A person can have their hands full setting up a company and keeping it running. There are so many considerations ranging from budgeting, employment, providing goods and services, premises, marketing, and advertising.
Virtually every business is dependent on its computers. They provide access to the internet, cloud data, customers, and so on. When a workplace goes paperless, it means the work data has migrated online. This is a very popular thing because it makes offices tidier, but it creates a huge vulnerability too. What if the computers crash or the data is hacked? Could a company survive such a hit? Let’s look at some tips to help protect a business from the unthinkable.
Understand the Implications
If a business doesn’t grasp the full risk, it will not invest in protecting its computer systems. The money will be spent on ‘more important things’ than employing quality staff to oversee the IT.
Almost one-third of all small business crimes related to malware issues. It’s a sobering statistic that the average fee to recover from an online data breach is $4m. Few small businesses have this much money in reserve! That’s why 60% of businesses only last half a year after encountering a cyber attack.
Obtain Third Party Help
It can be very reassuring when certified Microsoft or Apple engineers visit the workplace to make an IT assessment. People often employ the use of manager services so they can have the latest technology and platforms recommended to them. Such IT companies will know how to bring together the different streams of email, data storage, software, and the internet seamlessly.
On a continuing basis, IT management companies perform risk assessments, look at cost savings, and recommend upgrades and downloads.
Employ Quality IT Staff
A business should never cut corners when employing its own computer technicians. If it cannot afford a third party to oversee its IT, everything will depend on them. Computer staff will have access to all company data, so it’s essential they can be trusted.
Money should regularly be spent on keeping IT workers up to date because today’s cutting edge computer systems will become tomorrow’s dinosaurs. Spend money on training and let them gain new qualifications.
The world of IT is very broad, however, and it’s unlikely one person will have the expertise to cover everything for one business.
Manage the Staff
Every business should have an IT policy. Employees need to be educated that there are risks when a person leaves their computer unlocked. If they leave their workstation to urgently catch someone or make a coffee, anyone can access their data.
If access to the work building is gained using security cards, this can be really helpful. Different staff can be given access to different areas.
When computer data are held in the cloud, access levels can once again be restricted. Selected folk will be able to open documents, edit them, and share them. This can provide a safeguard against everyone looking at whatever they want.
Install a Firewall
This needs to be an integral part of a company’s IT infrastructure. It will be designed to keep intruders out of the computer network. Firewalls watch incoming and outgoing computer traffic day and night. If it detects something as a threat, it will report and block it.
Use Antivirus Software

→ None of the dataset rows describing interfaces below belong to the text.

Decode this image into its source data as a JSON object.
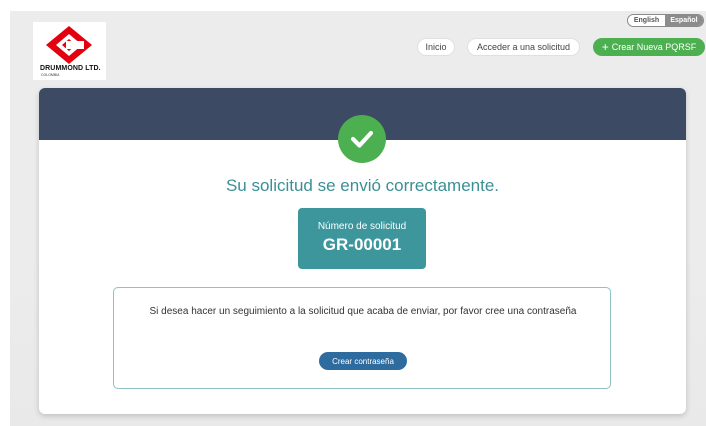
{
  "header": {
    "logo": {
      "name": "DRUMMOND LTD.",
      "subtitle": "COLOMBIA"
    },
    "language": {
      "english_label": "English",
      "spanish_label": "Español",
      "selected": "Español"
    },
    "nav": {
      "home_label": "Inicio",
      "access_label": "Acceder a una solicitud",
      "create_label": "Crear Nueva PQRSF"
    }
  },
  "main": {
    "success_title": "Su solicitud se envió correctamente.",
    "request_number_label": "Número de solicitud",
    "request_number": "GR-00001",
    "info_text": "Si desea hacer un seguimiento a la solicitud que acaba de enviar, por favor cree una contraseña",
    "create_password_label": "Crear contraseña"
  },
  "colors": {
    "header_bar": "#3d4a63",
    "success_green": "#4caf50",
    "accent_teal": "#3d969c",
    "button_blue": "#2e6b9e",
    "logo_red": "#e3000f"
  },
  "icons": [
    "drummond-logo-icon",
    "check-circle-icon",
    "plus-icon"
  ]
}
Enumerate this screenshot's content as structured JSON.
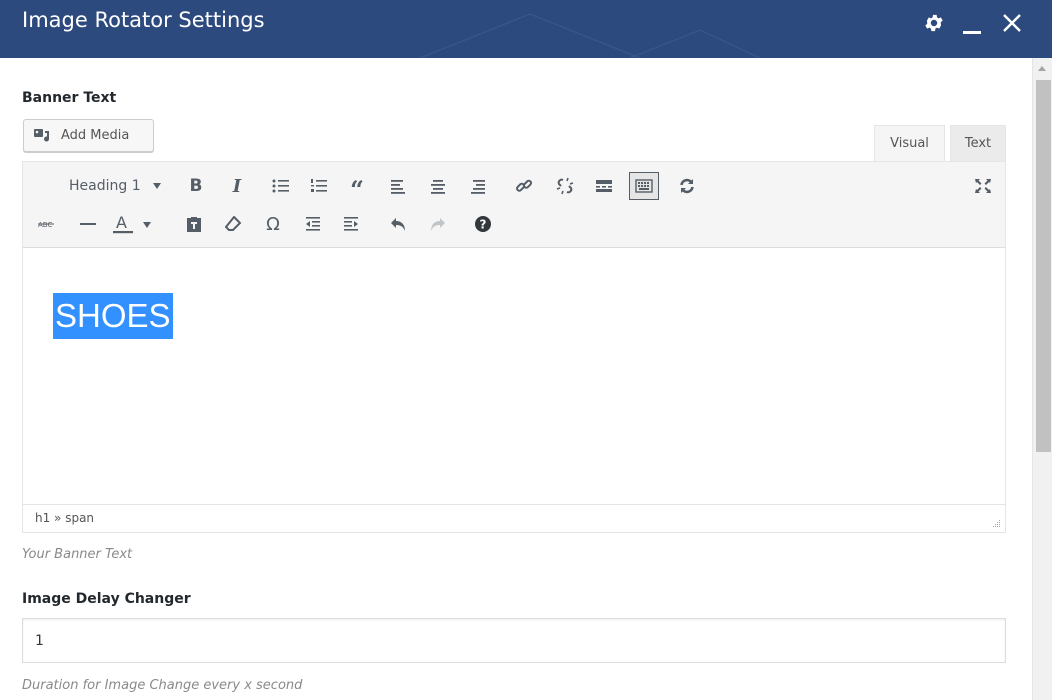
{
  "window": {
    "title": "Image Rotator Settings",
    "bar_color": "#2c4a7e",
    "controls": [
      "gear-icon",
      "minimize-icon",
      "close-icon"
    ]
  },
  "banner": {
    "label": "Banner Text",
    "add_media_label": "Add Media",
    "tabs": {
      "visual": "Visual",
      "text": "Text"
    },
    "toolbar": {
      "format_value": "Heading 1",
      "row1_icons": [
        "bold-icon",
        "italic-icon",
        "bullet-list-icon",
        "numbered-list-icon",
        "blockquote-icon",
        "align-left-icon",
        "align-center-icon",
        "align-right-icon",
        "link-icon",
        "unlink-icon",
        "read-more-icon",
        "toolbar-toggle-icon",
        "refresh-icon",
        "fullscreen-icon"
      ],
      "row2_icons": [
        "strikethrough-icon",
        "horizontal-line-icon",
        "text-color-icon",
        "paste-text-icon",
        "clear-formatting-icon",
        "special-character-icon",
        "outdent-icon",
        "indent-icon",
        "undo-icon",
        "redo-icon",
        "help-icon"
      ]
    },
    "content": "SHOES",
    "selection_color": "#3390ff",
    "status_path": "h1 » span",
    "description": "Your Banner Text"
  },
  "delay": {
    "label": "Image Delay Changer",
    "value": "1",
    "description": "Duration for Image Change every x second"
  }
}
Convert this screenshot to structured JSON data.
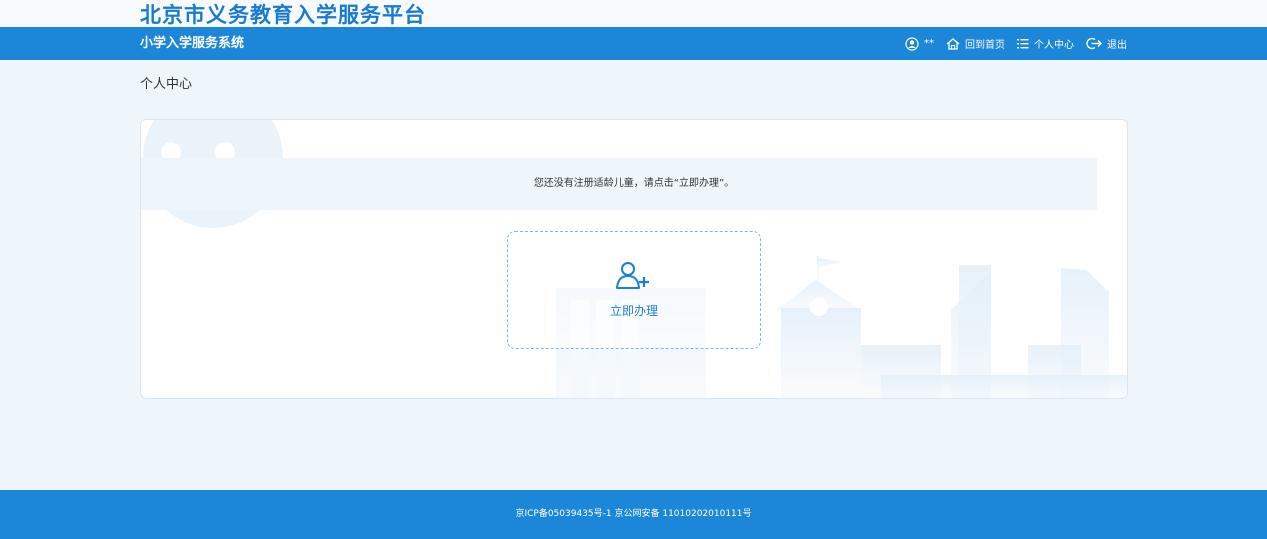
{
  "header": {
    "platform_title": "北京市义务教育入学服务平台",
    "system_title": "小学入学服务系统",
    "user_name": "**",
    "nav": {
      "home": "回到首页",
      "personal_center": "个人中心",
      "logout": "退出"
    }
  },
  "breadcrumb": "个人中心",
  "main": {
    "notice": "您还没有注册适龄儿童，请点击“立即办理”。",
    "action_label": "立即办理"
  },
  "footer": {
    "text": "京ICP备05039435号-1 京公网安备 11010202010111号"
  },
  "colors": {
    "primary": "#1c86d9",
    "title": "#1a79d0",
    "background": "#eef6fc"
  }
}
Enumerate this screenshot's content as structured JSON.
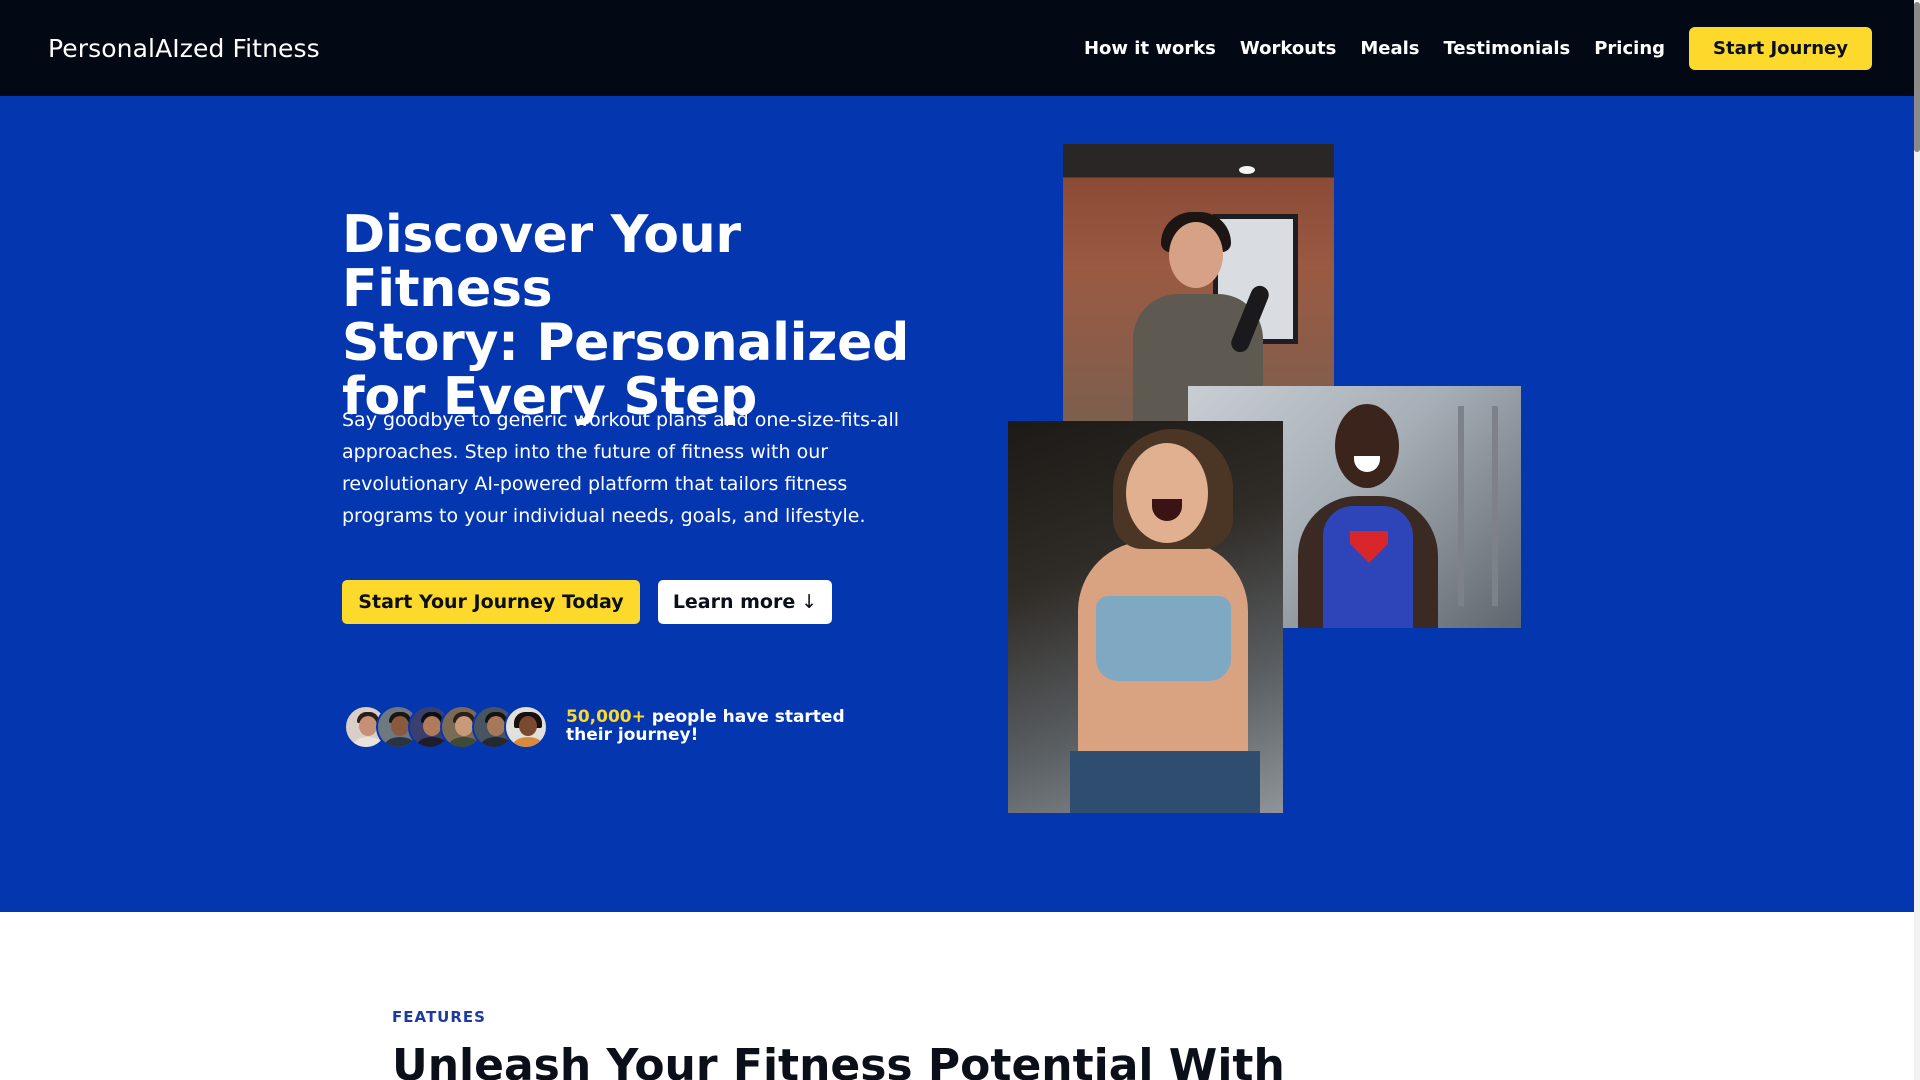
{
  "header": {
    "brand": "PersonalAIzed Fitness",
    "nav": [
      {
        "label": "How it works"
      },
      {
        "label": "Workouts"
      },
      {
        "label": "Meals"
      },
      {
        "label": "Testimonials"
      },
      {
        "label": "Pricing"
      }
    ],
    "cta_label": "Start Journey"
  },
  "hero": {
    "title_lines": [
      "Discover Your Fitness",
      "Story: Personalized",
      "for Every Step"
    ],
    "description_lines": [
      "Say goodbye to generic workout plans and one-size-fits-all",
      "approaches. Step into the future of fitness with our",
      "revolutionary AI-powered platform that tailors fitness",
      "programs to your individual needs, goals, and lifestyle."
    ],
    "primary_button": "Start Your Journey Today",
    "secondary_button": "Learn more",
    "secondary_button_arrow": "↓",
    "social_proof": {
      "count": "50,000+",
      "text": "people have started their journey!"
    }
  },
  "features": {
    "label": "FEATURES",
    "heading": "Unleash Your Fitness Potential With"
  },
  "colors": {
    "header_bg": "#030914",
    "hero_bg": "#0437af",
    "accent_yellow": "#fdd92b",
    "features_label": "#1d3a9e"
  },
  "icons": {
    "learn_more_arrow": "down-arrow-icon"
  }
}
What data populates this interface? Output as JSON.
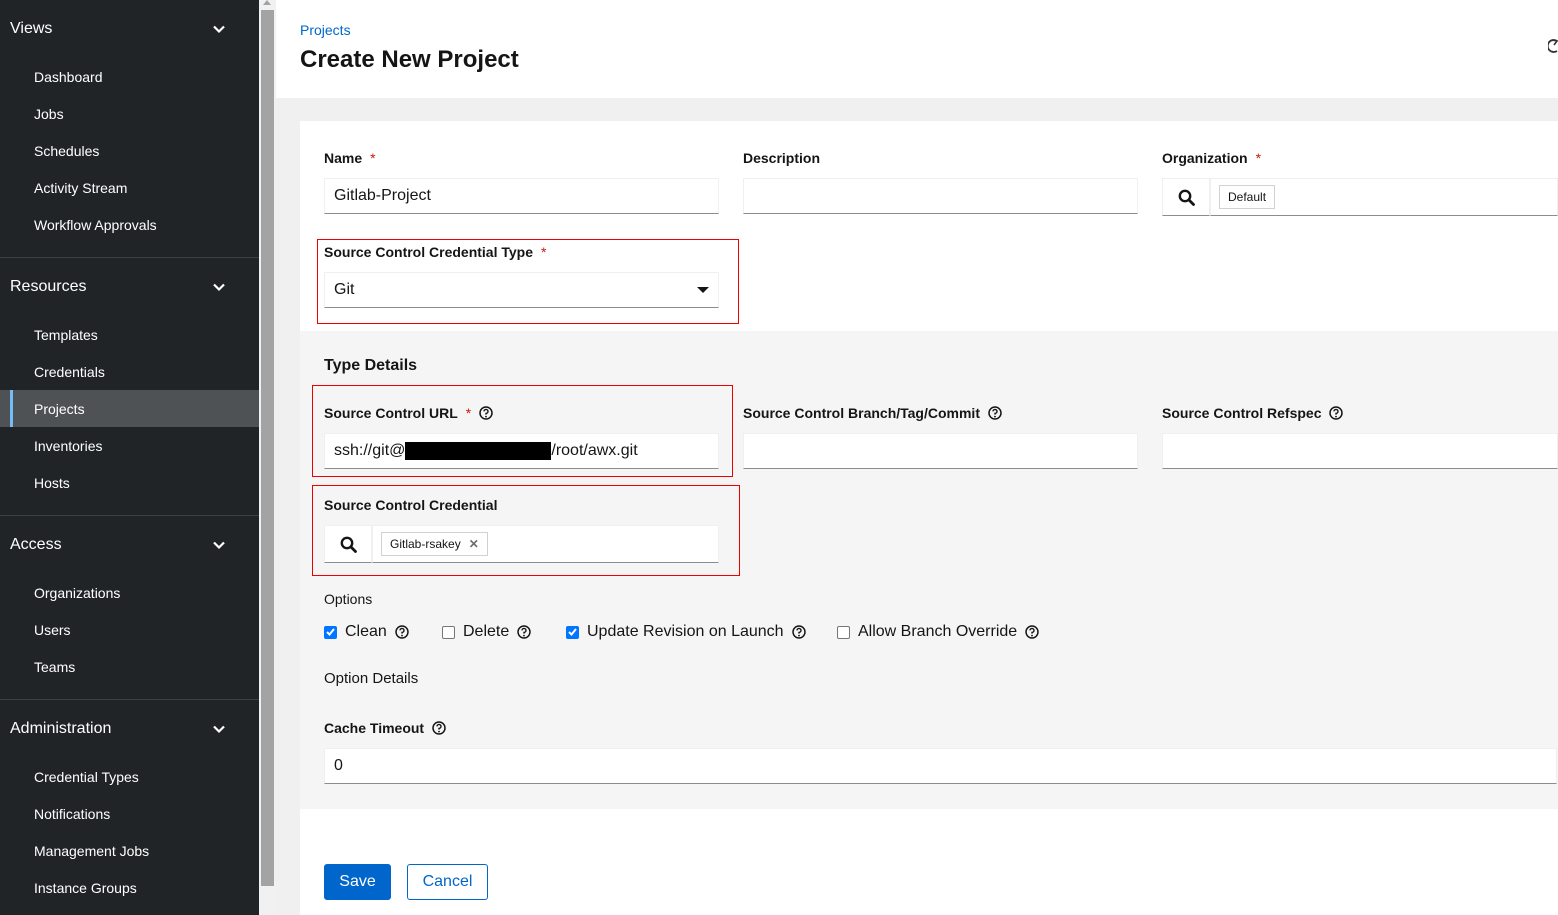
{
  "sidebar": {
    "groups": [
      {
        "title": "Views",
        "items": [
          "Dashboard",
          "Jobs",
          "Schedules",
          "Activity Stream",
          "Workflow Approvals"
        ]
      },
      {
        "title": "Resources",
        "items": [
          "Templates",
          "Credentials",
          "Projects",
          "Inventories",
          "Hosts"
        ]
      },
      {
        "title": "Access",
        "items": [
          "Organizations",
          "Users",
          "Teams"
        ]
      },
      {
        "title": "Administration",
        "items": [
          "Credential Types",
          "Notifications",
          "Management Jobs",
          "Instance Groups"
        ]
      }
    ],
    "active_item": "Projects"
  },
  "header": {
    "breadcrumb": "Projects",
    "title": "Create New Project"
  },
  "form": {
    "name": {
      "label": "Name",
      "required": "*",
      "value": "Gitlab-Project"
    },
    "description": {
      "label": "Description",
      "value": ""
    },
    "organization": {
      "label": "Organization",
      "required": "*",
      "chip": "Default"
    },
    "scm_type": {
      "label": "Source Control Credential Type",
      "required": "*",
      "value": "Git"
    },
    "type_details": {
      "title": "Type Details"
    },
    "scm_url": {
      "label": "Source Control URL",
      "required": "*",
      "value_prefix": "ssh://git@",
      "value_suffix": "/root/awx.git"
    },
    "scm_branch": {
      "label": "Source Control Branch/Tag/Commit",
      "value": ""
    },
    "scm_refspec": {
      "label": "Source Control Refspec",
      "value": ""
    },
    "credential": {
      "label": "Source Control Credential",
      "chip": "Gitlab-rsakey"
    },
    "options": {
      "title": "Options",
      "items": [
        {
          "label": "Clean",
          "checked": true
        },
        {
          "label": "Delete",
          "checked": false
        },
        {
          "label": "Update Revision on Launch",
          "checked": true
        },
        {
          "label": "Allow Branch Override",
          "checked": false
        }
      ]
    },
    "option_details": {
      "title": "Option Details"
    },
    "cache_timeout": {
      "label": "Cache Timeout",
      "value": "0"
    }
  },
  "actions": {
    "save": "Save",
    "cancel": "Cancel"
  },
  "colors": {
    "sidebar_bg": "#212427",
    "active_item_bg": "#4f5255",
    "accent": "#0066cc",
    "required": "#c9190b",
    "highlight_box": "#e00000"
  }
}
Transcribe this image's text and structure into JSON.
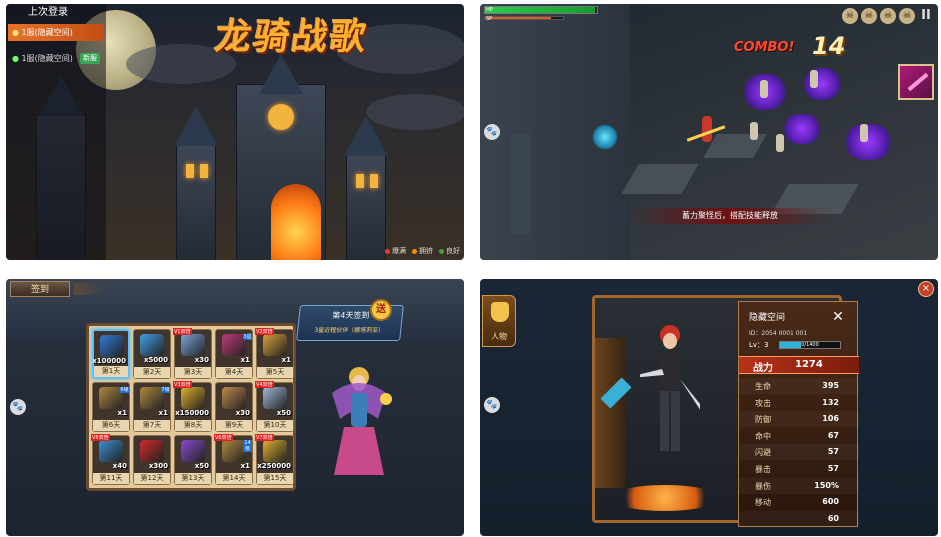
{
  "panel_login": {
    "server_list_header": "上次登录",
    "active_server": "1服(隐藏空间)",
    "server_item": "1服(隐藏空间)",
    "server_item_badge": "新服",
    "logo_text": "龙骑战歌",
    "legend": [
      {
        "label": "爆满",
        "color": "#e53935"
      },
      {
        "label": "拥挤",
        "color": "#fb8c00"
      },
      {
        "label": "良好",
        "color": "#43a047"
      }
    ]
  },
  "panel_battle": {
    "hp_label": "HP",
    "sp_label": "SP",
    "hp_fraction": 0.98,
    "sp_fraction": 0.85,
    "combo_label": "COMBO!",
    "combo_count": "14",
    "pause_symbol": "II",
    "hint_text": "蓄力聚怪后，搭配技能释放",
    "skulls_icon": "skull-icon",
    "skull_count": 4
  },
  "panel_checkin": {
    "tab_label": "签到",
    "banner_title": "第4天签到",
    "banner_subtitle": "3星近程伙伴（娜塔莉亚）",
    "stamp": "送",
    "cells": [
      {
        "qty": "x100000",
        "day": "第1天",
        "color": "#2e7bd8",
        "vip": "",
        "selected": true
      },
      {
        "qty": "x5000",
        "day": "第2天",
        "color": "#3fa0e8",
        "vip": "",
        "selected": false
      },
      {
        "qty": "x30",
        "day": "第3天",
        "color": "#7aa6d8",
        "vip": "V1双倍",
        "selected": false
      },
      {
        "qty": "x1",
        "day": "第4天",
        "color": "#c23b7a",
        "vip": "",
        "corner": "3星",
        "selected": false
      },
      {
        "qty": "x1",
        "day": "第5天",
        "color": "#d8a23a",
        "vip": "V2双倍",
        "selected": false
      },
      {
        "qty": "x1",
        "day": "第6天",
        "color": "#b08840",
        "vip": "",
        "corner": "6级",
        "selected": false
      },
      {
        "qty": "x1",
        "day": "第7天",
        "color": "#b08840",
        "vip": "",
        "corner": "7级",
        "selected": false
      },
      {
        "qty": "x150000",
        "day": "第8天",
        "color": "#e0b030",
        "vip": "V3双倍",
        "selected": false
      },
      {
        "qty": "x30",
        "day": "第9天",
        "color": "#c08a4a",
        "vip": "",
        "selected": false
      },
      {
        "qty": "x50",
        "day": "第10天",
        "color": "#a0b8d8",
        "vip": "V4双倍",
        "selected": false
      },
      {
        "qty": "x40",
        "day": "第11天",
        "color": "#3a90d0",
        "vip": "V5双倍",
        "selected": false
      },
      {
        "qty": "x300",
        "day": "第12天",
        "color": "#d02a2a",
        "vip": "",
        "selected": false
      },
      {
        "qty": "x50",
        "day": "第13天",
        "color": "#8a4ad0",
        "vip": "",
        "selected": false
      },
      {
        "qty": "x1",
        "day": "第14天",
        "color": "#b08840",
        "vip": "V6双倍",
        "corner": "14级",
        "selected": false
      },
      {
        "qty": "x250000",
        "day": "第15天",
        "color": "#e0b030",
        "vip": "V7双倍",
        "selected": false
      }
    ]
  },
  "panel_hero": {
    "tab_label": "人物",
    "close_symbol": "×",
    "name": "隐藏空间",
    "id_line": "ID：2054 0001 001",
    "level_label": "Lv：3",
    "exp_text": "0/1400",
    "exp_fraction": 0.35,
    "power_label": "战力",
    "power_value": "1274",
    "stats": [
      {
        "label": "生命",
        "value": "395"
      },
      {
        "label": "攻击",
        "value": "132"
      },
      {
        "label": "防御",
        "value": "106"
      },
      {
        "label": "命中",
        "value": "67"
      },
      {
        "label": "闪避",
        "value": "57"
      },
      {
        "label": "暴击",
        "value": "57"
      },
      {
        "label": "暴伤",
        "value": "150%"
      },
      {
        "label": "移动",
        "value": "600"
      },
      {
        "label": "",
        "value": "60"
      }
    ]
  },
  "paw_icon": "paw-icon"
}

These days this protects against more than just viruses. The online world is full of malware, ransomware, trojans, spyware, and more.
It’s a sound business decision when a company purchases an expensive version. This is because the more costly software can also tackle such things as online banking or phishing attacks, or spam emails.
Just as emails are more secure when they are encrypted, passwords are more secure when they are complex. Staff should have their key documents (e.g. in Excel or Word) password protected. Access to different software should be by password only.
Staff should not write down their passwords in a book. This is because the information could easily be found by someone else. The IT policy should advise that people must not share their passwords either.
Backup All Data
This can be so easy to ignore, yet be perilous in its implications. If people keep key documents on USB sticks or external drives, the data can degrade over time. They can also get lost or stolen.
When data is stored on a cloud system, it won’t matter if an individual computer or laptop breaks – the data will still be secure.
Have a Backup Generator
If a business encountered a sudden power outage, valuable equipment could be irrevocably damaged. Access could suddenly be lost to email, the internet, and the cloud. Valuable data could be lost at that moment too.
Companies should invest in backup generators. The portable versions may work for small businesses, but a fixed one would be needed for something larger. When the equipment has been installed, there would merely be a ten-second gap before the electricity was restored. It would be a totally automatic procedure, requiring no human intervention.
An added bonus would be that the electric locks, cameras, and alarms would also be back up and running in no time. The premises would be fully protected once more, including the valuable IT equipment. Staff would be able to continue working normally.
Have a Disaster Recovery Policy
Every company needs to have a business continuity plan. This would be for such events as power cuts, hurricanes, fires, or earthquakes. Perhaps an insurance policy should be put in place.
Businesses should consider certain scenarios and document how the company could continue. A strategy would need to be put in place. If a third party company is overseeing the IT system, they would be able to help with compiling this report.
Companies should look at what is held online or in paper format. What data would be backed up, and could there be alternative premises and equipment available at short notice? These are all valuable questions.
We have discussed enough aspects to realize that IT problems can not just cripple a company- they can destroy it. Businesses are not wasting money when they act to protect themselves; they are investing in their future. Everything has to work together, from the equipment to the staff and external companies.